How will you provide appropriate economic value to the highly-skilled STEM workers as we transition towards a knowledge-based economy?

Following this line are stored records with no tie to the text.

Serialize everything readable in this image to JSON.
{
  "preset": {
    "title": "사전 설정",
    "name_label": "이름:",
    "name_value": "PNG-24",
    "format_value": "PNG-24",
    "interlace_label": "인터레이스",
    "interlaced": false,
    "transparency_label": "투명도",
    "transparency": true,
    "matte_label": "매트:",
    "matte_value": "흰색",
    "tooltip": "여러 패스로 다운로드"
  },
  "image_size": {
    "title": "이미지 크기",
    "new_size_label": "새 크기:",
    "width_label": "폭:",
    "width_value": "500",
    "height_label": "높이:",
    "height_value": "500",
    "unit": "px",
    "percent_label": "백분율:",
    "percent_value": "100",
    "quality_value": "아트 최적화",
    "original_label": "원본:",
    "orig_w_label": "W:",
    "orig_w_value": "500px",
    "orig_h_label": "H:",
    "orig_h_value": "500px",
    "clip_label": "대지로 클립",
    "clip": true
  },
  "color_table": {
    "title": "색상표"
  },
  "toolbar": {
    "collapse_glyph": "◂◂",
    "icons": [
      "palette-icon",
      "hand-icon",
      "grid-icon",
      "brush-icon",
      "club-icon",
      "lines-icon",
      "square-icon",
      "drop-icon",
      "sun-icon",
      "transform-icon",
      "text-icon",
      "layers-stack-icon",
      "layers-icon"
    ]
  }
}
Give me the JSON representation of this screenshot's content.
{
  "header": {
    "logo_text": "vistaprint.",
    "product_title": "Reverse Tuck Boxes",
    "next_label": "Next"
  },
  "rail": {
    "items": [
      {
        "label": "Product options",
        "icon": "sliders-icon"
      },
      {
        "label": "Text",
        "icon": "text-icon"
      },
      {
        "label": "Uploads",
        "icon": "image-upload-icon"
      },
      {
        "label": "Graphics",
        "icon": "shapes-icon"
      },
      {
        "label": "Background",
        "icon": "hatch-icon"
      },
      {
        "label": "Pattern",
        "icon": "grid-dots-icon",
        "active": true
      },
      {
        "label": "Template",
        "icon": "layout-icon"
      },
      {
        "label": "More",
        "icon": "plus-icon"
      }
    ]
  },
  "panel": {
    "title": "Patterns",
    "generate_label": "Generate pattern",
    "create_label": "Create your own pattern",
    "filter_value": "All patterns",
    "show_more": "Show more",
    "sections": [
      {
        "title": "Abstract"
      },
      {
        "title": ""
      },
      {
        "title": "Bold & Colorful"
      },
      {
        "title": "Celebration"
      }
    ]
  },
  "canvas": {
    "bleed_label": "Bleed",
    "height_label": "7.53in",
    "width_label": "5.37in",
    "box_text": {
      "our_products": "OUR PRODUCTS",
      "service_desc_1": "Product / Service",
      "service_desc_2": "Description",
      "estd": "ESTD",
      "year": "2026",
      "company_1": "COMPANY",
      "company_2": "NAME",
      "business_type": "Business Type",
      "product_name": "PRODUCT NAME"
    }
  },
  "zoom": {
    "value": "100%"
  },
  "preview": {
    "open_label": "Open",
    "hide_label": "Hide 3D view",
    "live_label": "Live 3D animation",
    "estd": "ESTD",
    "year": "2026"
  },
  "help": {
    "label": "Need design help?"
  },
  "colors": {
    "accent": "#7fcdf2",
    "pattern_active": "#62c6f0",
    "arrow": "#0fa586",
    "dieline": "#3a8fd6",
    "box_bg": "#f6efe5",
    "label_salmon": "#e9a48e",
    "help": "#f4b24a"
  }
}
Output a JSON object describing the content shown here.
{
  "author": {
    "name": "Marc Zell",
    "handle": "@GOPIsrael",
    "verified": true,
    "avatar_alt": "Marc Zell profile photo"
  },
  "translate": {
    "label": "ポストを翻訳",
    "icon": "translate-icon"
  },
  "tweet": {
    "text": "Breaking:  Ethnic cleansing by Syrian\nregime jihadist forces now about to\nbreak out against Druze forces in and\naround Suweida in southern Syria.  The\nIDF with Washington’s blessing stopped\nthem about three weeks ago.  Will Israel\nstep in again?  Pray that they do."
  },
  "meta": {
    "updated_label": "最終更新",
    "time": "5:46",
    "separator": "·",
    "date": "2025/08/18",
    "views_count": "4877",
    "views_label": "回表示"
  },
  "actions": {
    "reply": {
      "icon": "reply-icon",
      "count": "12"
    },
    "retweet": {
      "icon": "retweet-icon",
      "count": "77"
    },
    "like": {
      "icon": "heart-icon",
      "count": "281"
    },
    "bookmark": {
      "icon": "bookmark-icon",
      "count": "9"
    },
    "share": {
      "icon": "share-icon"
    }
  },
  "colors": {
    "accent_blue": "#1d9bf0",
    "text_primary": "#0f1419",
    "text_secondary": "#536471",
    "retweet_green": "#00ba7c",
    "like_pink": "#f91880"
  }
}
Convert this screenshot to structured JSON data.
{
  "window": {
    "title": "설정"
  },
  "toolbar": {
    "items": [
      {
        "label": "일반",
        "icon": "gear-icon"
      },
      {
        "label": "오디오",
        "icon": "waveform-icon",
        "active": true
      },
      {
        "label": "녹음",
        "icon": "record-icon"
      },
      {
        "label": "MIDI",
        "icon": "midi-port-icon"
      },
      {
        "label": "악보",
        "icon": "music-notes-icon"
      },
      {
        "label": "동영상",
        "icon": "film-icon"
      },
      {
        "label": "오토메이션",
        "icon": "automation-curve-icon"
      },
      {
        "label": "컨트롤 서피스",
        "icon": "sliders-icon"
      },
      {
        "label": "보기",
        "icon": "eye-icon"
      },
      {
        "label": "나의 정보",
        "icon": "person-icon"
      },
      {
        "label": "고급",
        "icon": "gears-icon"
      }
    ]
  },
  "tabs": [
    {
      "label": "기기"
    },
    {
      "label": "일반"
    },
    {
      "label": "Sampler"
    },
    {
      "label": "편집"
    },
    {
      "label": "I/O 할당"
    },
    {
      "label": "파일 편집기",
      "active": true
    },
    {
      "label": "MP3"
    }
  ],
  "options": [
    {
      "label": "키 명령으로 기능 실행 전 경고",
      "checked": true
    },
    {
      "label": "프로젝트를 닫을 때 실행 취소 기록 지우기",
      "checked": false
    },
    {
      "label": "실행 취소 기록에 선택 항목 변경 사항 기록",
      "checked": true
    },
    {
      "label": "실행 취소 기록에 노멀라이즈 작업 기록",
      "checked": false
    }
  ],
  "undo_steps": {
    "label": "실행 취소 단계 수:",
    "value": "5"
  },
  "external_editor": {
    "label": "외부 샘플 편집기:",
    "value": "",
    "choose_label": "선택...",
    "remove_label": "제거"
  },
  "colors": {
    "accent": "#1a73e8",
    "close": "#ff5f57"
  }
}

It is undeniable that the US economy is transitioning away from traditional manufacturing jobs into highly-skilled, highly-educated STEM knowledge based jobs. However, graduate (PhD students), postdoctoral fellows, and research associates - the work horses of this 21st century scientific revolution; often have high student debt, sub-poverty wages when their actual working hours are accounted for, and little or no access to health insurance and retirement investments. These talented individuals often work all hours with dangerous chemicals and equipment yet are uncompensated. Given the low value places on our most creative and innovated minds when they are between 22 and 42, STEM fields are loosing their appeal. When a factory line worker at Ford, for example, is guaranteed a stable hourly wage, health insurance, retirement investment options, and union protection why would one become a scientist? What public policies and protections are you considering to properly value scientific researchers efforts and help them develop a stable financial future?